Monday, September 03, 2012

As you might expect, a very slow news day. Our digest of, and commentary on today's Florida political news and punditry follows.

Florida has lost jobs since the beginning of the year

"Even though the governor likes to tout Florida's economic revival, federal figures show that most of the progress in the labor market occurred last year, and that 2012 has produced relatively anemic job growth in the private sector."

Add government layoffs to the mix, and the state has actually lost jobs since the beginning of the year.

"It's been pretty slow," said Rollins College economist Bill Seyfried. "The labor market has softened."

The Scott administration regularly highlights its economic achievements, pointing out that since December 2010, Florida has added about 130,000 private-sector jobs and trimmed unemployment by 2.3 percentage points — from 11.1 percent to 8.8 percent.

In a recent news release, Scott's office wrote that the state "continues to see evidence" that the governor's strategy "for growing private-sector jobs is the right direction for Florida's economy."

But in 2012, businesses have added just 7,800 total jobs, an average of 1,100 a month. The public sector, meanwhile, has shed 9,600 jobs, so total jobs are down by 1,800.

January got the year off to a rough start. Total employment fell by about 35,000, a drop that economists have struggled to explain.

"Scott touts gains, but job growth slows this year".

"A force for moderation"

"Right, left; conservative, liberal; red, blue. The Jewish Federation of South Palm Beach County's new chief executive says Jews need to discard these labels that divide and bring back an old-fashioned value: civility." "New Jewish Federation CEO a force for moderation".

"See past the charade and just say no"

The Tampa Bay Times editorial board: "If there is a silver lining in Florida's real estate bust, it may be this: Inequities created under the state's Save Our Homes property tax limit have been greatly diminished, meaning neighbors in identical homes are far more likely to be paying closer to the same tax bills. But none of that seems to matter in Tallahassee, where legislators are seeking voter approval for a new set of niche tax breaks. Despite what clever campaign ads financed by special interests say, Amendment 4 on the November ballot will do far more harm than good. It will be up to voters to see past the charade and just say no." "Amendment affront to tax fairness".
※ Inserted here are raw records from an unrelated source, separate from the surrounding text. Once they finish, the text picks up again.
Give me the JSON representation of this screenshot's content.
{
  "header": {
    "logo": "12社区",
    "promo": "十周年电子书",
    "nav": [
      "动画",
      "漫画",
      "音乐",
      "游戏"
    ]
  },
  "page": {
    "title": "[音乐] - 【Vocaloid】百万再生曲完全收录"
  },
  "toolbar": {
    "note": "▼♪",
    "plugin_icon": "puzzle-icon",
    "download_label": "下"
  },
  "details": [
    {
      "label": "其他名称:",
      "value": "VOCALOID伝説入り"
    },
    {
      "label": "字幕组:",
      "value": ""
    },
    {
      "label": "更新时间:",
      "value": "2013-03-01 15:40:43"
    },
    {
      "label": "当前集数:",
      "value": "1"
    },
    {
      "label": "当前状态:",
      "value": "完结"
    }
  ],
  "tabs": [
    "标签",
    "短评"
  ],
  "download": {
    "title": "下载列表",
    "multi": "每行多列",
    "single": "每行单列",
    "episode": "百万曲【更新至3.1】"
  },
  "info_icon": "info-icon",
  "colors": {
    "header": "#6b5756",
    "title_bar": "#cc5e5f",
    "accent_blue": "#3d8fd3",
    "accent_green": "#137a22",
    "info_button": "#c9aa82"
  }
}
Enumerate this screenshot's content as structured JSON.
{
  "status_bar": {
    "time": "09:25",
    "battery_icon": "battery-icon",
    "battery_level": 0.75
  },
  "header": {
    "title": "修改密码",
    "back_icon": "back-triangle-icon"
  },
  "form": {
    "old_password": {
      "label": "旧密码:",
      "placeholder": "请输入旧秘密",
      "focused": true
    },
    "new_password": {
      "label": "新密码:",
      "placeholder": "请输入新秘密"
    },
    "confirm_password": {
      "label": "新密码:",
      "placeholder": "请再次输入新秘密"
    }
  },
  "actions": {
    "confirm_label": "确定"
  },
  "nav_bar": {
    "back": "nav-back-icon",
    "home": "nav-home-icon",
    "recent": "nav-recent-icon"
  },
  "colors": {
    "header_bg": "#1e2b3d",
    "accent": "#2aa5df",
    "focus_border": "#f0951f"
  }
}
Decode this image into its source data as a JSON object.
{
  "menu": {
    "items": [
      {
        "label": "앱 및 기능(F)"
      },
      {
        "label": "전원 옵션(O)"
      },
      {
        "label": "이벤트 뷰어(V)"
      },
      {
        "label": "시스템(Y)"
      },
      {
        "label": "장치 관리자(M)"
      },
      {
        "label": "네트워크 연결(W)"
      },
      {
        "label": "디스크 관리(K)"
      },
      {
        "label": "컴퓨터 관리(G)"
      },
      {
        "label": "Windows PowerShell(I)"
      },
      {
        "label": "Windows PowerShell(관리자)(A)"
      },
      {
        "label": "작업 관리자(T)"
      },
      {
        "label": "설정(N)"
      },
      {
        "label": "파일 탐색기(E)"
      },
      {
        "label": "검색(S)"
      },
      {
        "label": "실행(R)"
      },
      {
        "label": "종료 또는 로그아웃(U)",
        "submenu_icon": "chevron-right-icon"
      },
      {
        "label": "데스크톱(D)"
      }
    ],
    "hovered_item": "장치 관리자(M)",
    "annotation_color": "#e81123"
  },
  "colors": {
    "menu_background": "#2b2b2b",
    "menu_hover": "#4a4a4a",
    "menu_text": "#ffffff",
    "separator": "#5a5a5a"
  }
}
What, me worry?

Jeremy Wallace: "Pete Sessions, the Texas congressman and chairman of the National Republican Congressional Committee, doesn’t have much worry about Buchanan these days despite the legal issues he faces." "Standing up for Buchanan".

Vern and Paulie are lunch pals

Jeremy Wallace: "When Republican presidential hopeful Mitt Romney picked Paul Ryan as his running mate, he picked one of U.S. Rep. Vern Buchanan’s favorite lunch pals." "Rep. Buchanan frequently lunches with Paul Ryan".

"Turf war" between competing ballot-brokers

"As the storm of ballot-fraud allegations swirls in Hialeah, a public housing complex that was the stomping grounds of a man charged in the case was the site of a possible turf war last year between competing ballot-brokers." "Possible ballot turf war leads to minor mayhem in Hialeah".